======== Provided entries ========

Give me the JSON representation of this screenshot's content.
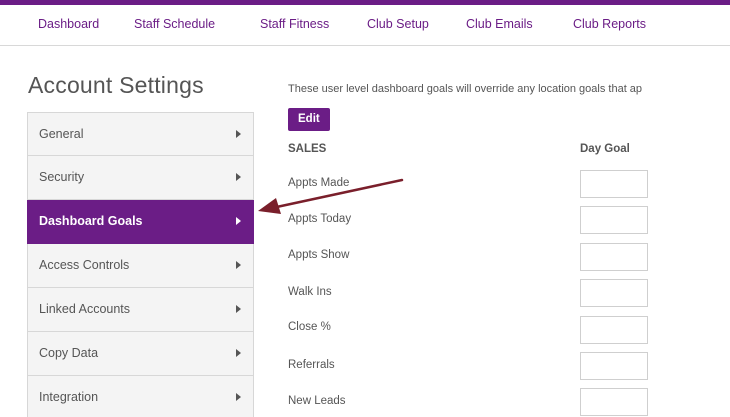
{
  "nav": {
    "items": [
      "Dashboard",
      "Staff Schedule",
      "Staff Fitness",
      "Club Setup",
      "Club Emails",
      "Club Reports"
    ]
  },
  "page": {
    "title": "Account Settings",
    "intro": "These user level dashboard goals will override any location goals that ap"
  },
  "sidebar": {
    "items": [
      {
        "label": "General"
      },
      {
        "label": "Security"
      },
      {
        "label": "Dashboard Goals",
        "active": true
      },
      {
        "label": "Access Controls"
      },
      {
        "label": "Linked Accounts"
      },
      {
        "label": "Copy Data"
      },
      {
        "label": "Integration"
      }
    ]
  },
  "goals": {
    "edit_label": "Edit",
    "section_header": "SALES",
    "column_header": "Day Goal",
    "rows": [
      {
        "label": "Appts Made",
        "value": ""
      },
      {
        "label": "Appts Today",
        "value": ""
      },
      {
        "label": "Appts Show",
        "value": ""
      },
      {
        "label": "Walk Ins",
        "value": ""
      },
      {
        "label": "Close %",
        "value": ""
      },
      {
        "label": "Referrals",
        "value": ""
      },
      {
        "label": "New Leads",
        "value": ""
      }
    ]
  },
  "colors": {
    "accent": "#6b1d86",
    "annotation_arrow": "#7a1f2b"
  }
}
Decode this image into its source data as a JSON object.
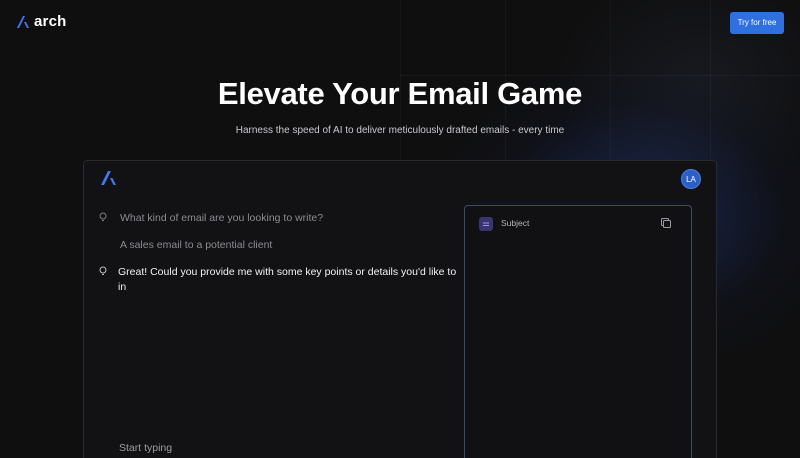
{
  "header": {
    "brand_name": "arch",
    "cta_label": "Try for free"
  },
  "hero": {
    "title": "Elevate Your Email Game",
    "subtitle": "Harness the speed of AI to deliver meticulously drafted emails - every time"
  },
  "app": {
    "avatar_initials": "LA",
    "conversation": [
      {
        "role": "assistant",
        "text": "What kind of email are you looking to write?"
      },
      {
        "role": "user",
        "text": "A sales email to a potential client"
      },
      {
        "role": "assistant",
        "text": "Great! Could you provide me with some key points or details you'd like to in"
      }
    ],
    "compose_placeholder": "Start typing",
    "panel": {
      "title": "Subject"
    }
  },
  "icons": {
    "brand": "arch-logo-icon",
    "assistant": "lightbulb-icon",
    "subject": "lines-icon",
    "copy": "copy-icon"
  },
  "colors": {
    "background": "#0f0f10",
    "accent": "#2f6fe0",
    "avatar": "#2b5fc7",
    "panel_border": "#3a4b6e"
  }
}
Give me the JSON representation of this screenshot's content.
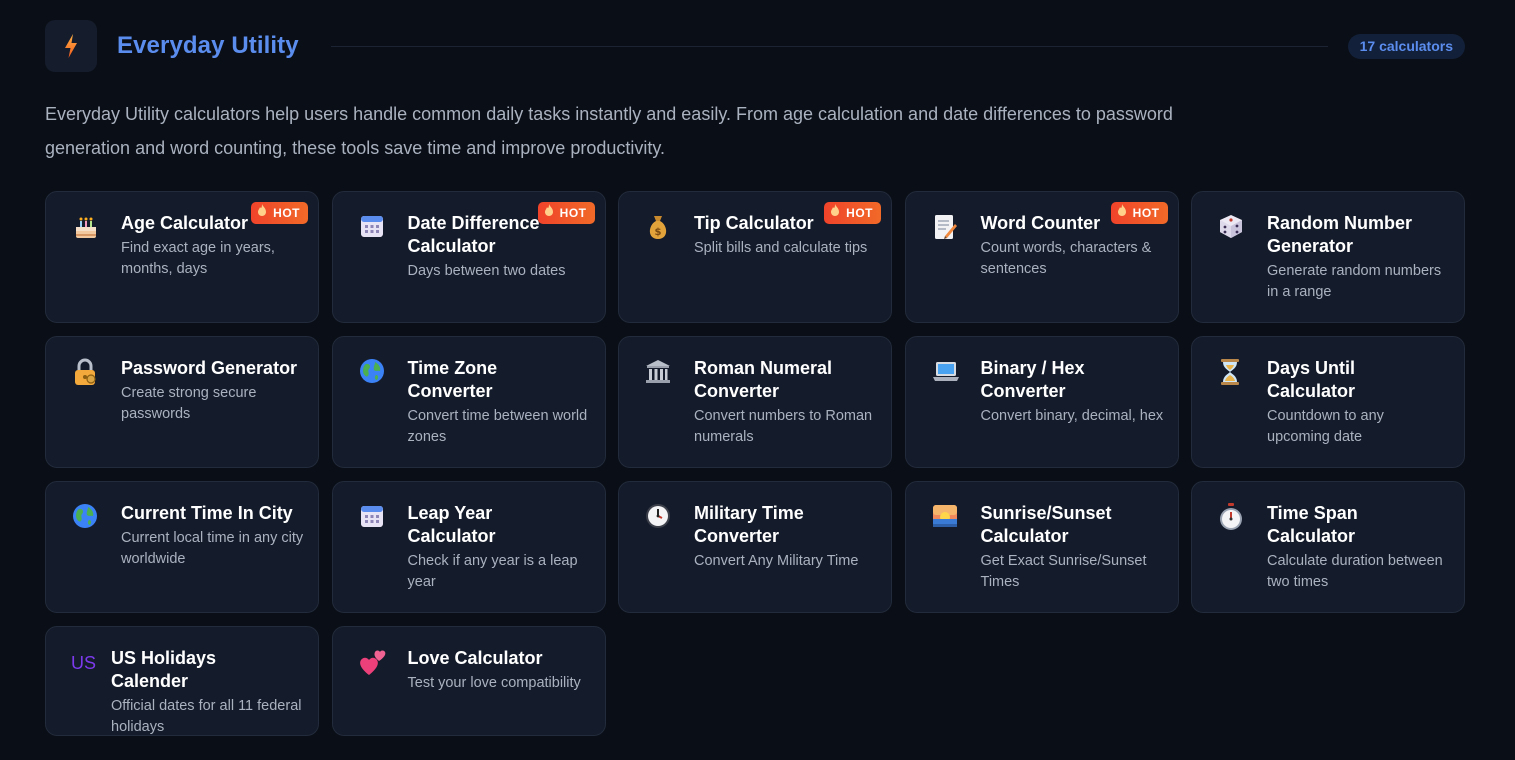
{
  "header": {
    "title": "Everyday Utility",
    "count_label": "17 calculators",
    "accent_color": "#5b8def",
    "icon": "lightning-bolt-icon"
  },
  "description": "Everyday Utility calculators help users handle common daily tasks instantly and easily. From age calculation and date differences to password generation and word counting, these tools save time and improve productivity.",
  "hot_label": "HOT",
  "calculators": [
    {
      "name": "Age Calculator",
      "desc": "Find exact age in years, months, days",
      "icon": "cake-icon",
      "hot": true
    },
    {
      "name": "Date Difference Calculator",
      "desc": "Days between two dates",
      "icon": "calendar-icon",
      "hot": true
    },
    {
      "name": "Tip Calculator",
      "desc": "Split bills and calculate tips",
      "icon": "money-bag-icon",
      "hot": true
    },
    {
      "name": "Word Counter",
      "desc": "Count words, characters & sentences",
      "icon": "memo-icon",
      "hot": true
    },
    {
      "name": "Random Number Generator",
      "desc": "Generate random numbers in a range",
      "icon": "dice-icon",
      "hot": false
    },
    {
      "name": "Password Generator",
      "desc": "Create strong secure passwords",
      "icon": "lock-key-icon",
      "hot": false
    },
    {
      "name": "Time Zone Converter",
      "desc": "Convert time between world zones",
      "icon": "globe-icon",
      "hot": false
    },
    {
      "name": "Roman Numeral Converter",
      "desc": "Convert numbers to Roman numerals",
      "icon": "classical-building-icon",
      "hot": false
    },
    {
      "name": "Binary / Hex Converter",
      "desc": "Convert binary, decimal, hex",
      "icon": "laptop-icon",
      "hot": false
    },
    {
      "name": "Days Until Calculator",
      "desc": "Countdown to any upcoming date",
      "icon": "hourglass-icon",
      "hot": false
    },
    {
      "name": "Current Time In City",
      "desc": "Current local time in any city worldwide",
      "icon": "globe-icon",
      "hot": false
    },
    {
      "name": "Leap Year Calculator",
      "desc": "Check if any year is a leap year",
      "icon": "calendar-icon",
      "hot": false
    },
    {
      "name": "Military Time Converter",
      "desc": "Convert Any Military Time",
      "icon": "clock-icon",
      "hot": false
    },
    {
      "name": "Sunrise/Sunset Calculator",
      "desc": "Get Exact Sunrise/Sunset Times",
      "icon": "sunrise-icon",
      "hot": false
    },
    {
      "name": "Time Span Calculator",
      "desc": "Calculate duration between two times",
      "icon": "stopwatch-icon",
      "hot": false
    },
    {
      "name": "US Holidays Calender",
      "desc": "Official dates for all 11 federal holidays",
      "icon": "us-flag-icon",
      "icon_text": "US",
      "hot": false
    },
    {
      "name": "Love Calculator",
      "desc": "Test your love compatibility",
      "icon": "two-hearts-icon",
      "hot": false
    }
  ]
}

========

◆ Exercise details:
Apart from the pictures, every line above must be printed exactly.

◆ Output for this exercise:
Give me the JSON representation of this screenshot's content.
{
  "nav": {
    "items": [
      "Dashboard",
      "Staff Schedule",
      "Staff Fitness",
      "Club Setup",
      "Club Emails",
      "Club Reports"
    ]
  },
  "page": {
    "title": "Account Settings",
    "intro": "These user level dashboard goals will override any location goals that ap"
  },
  "sidebar": {
    "items": [
      {
        "label": "General"
      },
      {
        "label": "Security"
      },
      {
        "label": "Dashboard Goals",
        "active": true
      },
      {
        "label": "Access Controls"
      },
      {
        "label": "Linked Accounts"
      },
      {
        "label": "Copy Data"
      },
      {
        "label": "Integration"
      }
    ]
  },
  "goals": {
    "edit_label": "Edit",
    "section_header": "SALES",
    "column_header": "Day Goal",
    "rows": [
      {
        "label": "Appts Made",
        "value": ""
      },
      {
        "label": "Appts Today",
        "value": ""
      },
      {
        "label": "Appts Show",
        "value": ""
      },
      {
        "label": "Walk Ins",
        "value": ""
      },
      {
        "label": "Close %",
        "value": ""
      },
      {
        "label": "Referrals",
        "value": ""
      },
      {
        "label": "New Leads",
        "value": ""
      }
    ]
  },
  "colors": {
    "accent": "#6b1d86",
    "annotation_arrow": "#7a1f2b"
  }
}
Decode this image into its source data as a JSON object.
{
  "header": {
    "brand_name": "arch",
    "cta_label": "Try for free"
  },
  "hero": {
    "title": "Elevate Your Email Game",
    "subtitle": "Harness the speed of AI to deliver meticulously drafted emails - every time"
  },
  "app": {
    "avatar_initials": "LA",
    "conversation": [
      {
        "role": "assistant",
        "text": "What kind of email are you looking to write?"
      },
      {
        "role": "user",
        "text": "A sales email to a potential client"
      },
      {
        "role": "assistant",
        "text": "Great! Could you provide me with some key points or details you'd like to in"
      }
    ],
    "compose_placeholder": "Start typing",
    "panel": {
      "title": "Subject"
    }
  },
  "icons": {
    "brand": "arch-logo-icon",
    "assistant": "lightbulb-icon",
    "subject": "lines-icon",
    "copy": "copy-icon"
  },
  "colors": {
    "background": "#0f0f10",
    "accent": "#2f6fe0",
    "avatar": "#2b5fc7",
    "panel_border": "#3a4b6e"
  }
}
Give me the JSON representation of this screenshot's content.
{
  "header": {
    "title": "Everyday Utility",
    "count_label": "17 calculators",
    "accent_color": "#5b8def",
    "icon": "lightning-bolt-icon"
  },
  "description": "Everyday Utility calculators help users handle common daily tasks instantly and easily. From age calculation and date differences to password generation and word counting, these tools save time and improve productivity.",
  "hot_label": "HOT",
  "calculators": [
    {
      "name": "Age Calculator",
      "desc": "Find exact age in years, months, days",
      "icon": "cake-icon",
      "hot": true
    },
    {
      "name": "Date Difference Calculator",
      "desc": "Days between two dates",
      "icon": "calendar-icon",
      "hot": true
    },
    {
      "name": "Tip Calculator",
      "desc": "Split bills and calculate tips",
      "icon": "money-bag-icon",
      "hot": true
    },
    {
      "name": "Word Counter",
      "desc": "Count words, characters & sentences",
      "icon": "memo-icon",
      "hot": true
    },
    {
      "name": "Random Number Generator",
      "desc": "Generate random numbers in a range",
      "icon": "dice-icon",
      "hot": false
    },
    {
      "name": "Password Generator",
      "desc": "Create strong secure passwords",
      "icon": "lock-key-icon",
      "hot": false
    },
    {
      "name": "Time Zone Converter",
      "desc": "Convert time between world zones",
      "icon": "globe-icon",
      "hot": false
    },
    {
      "name": "Roman Numeral Converter",
      "desc": "Convert numbers to Roman numerals",
      "icon": "classical-building-icon",
      "hot": false
    },
    {
      "name": "Binary / Hex Converter",
      "desc": "Convert binary, decimal, hex",
      "icon": "laptop-icon",
      "hot": false
    },
    {
      "name": "Days Until Calculator",
      "desc": "Countdown to any upcoming date",
      "icon": "hourglass-icon",
      "hot": false
    },
    {
      "name": "Current Time In City",
      "desc": "Current local time in any city worldwide",
      "icon": "globe-icon",
      "hot": false
    },
    {
      "name": "Leap Year Calculator",
      "desc": "Check if any year is a leap year",
      "icon": "calendar-icon",
      "hot": false
    },
    {
      "name": "Military Time Converter",
      "desc": "Convert Any Military Time",
      "icon": "clock-icon",
      "hot": false
    },
    {
      "name": "Sunrise/Sunset Calculator",
      "desc": "Get Exact Sunrise/Sunset Times",
      "icon": "sunrise-icon",
      "hot": false
    },
    {
      "name": "Time Span Calculator",
      "desc": "Calculate duration between two times",
      "icon": "stopwatch-icon",
      "hot": false
    },
    {
      "name": "US Holidays Calender",
      "desc": "Official dates for all 11 federal holidays",
      "icon": "us-flag-icon",
      "icon_text": "US",
      "hot": false
    },
    {
      "name": "Love Calculator",
      "desc": "Test your love compatibility",
      "icon": "two-hearts-icon",
      "hot": false
    }
  ]
}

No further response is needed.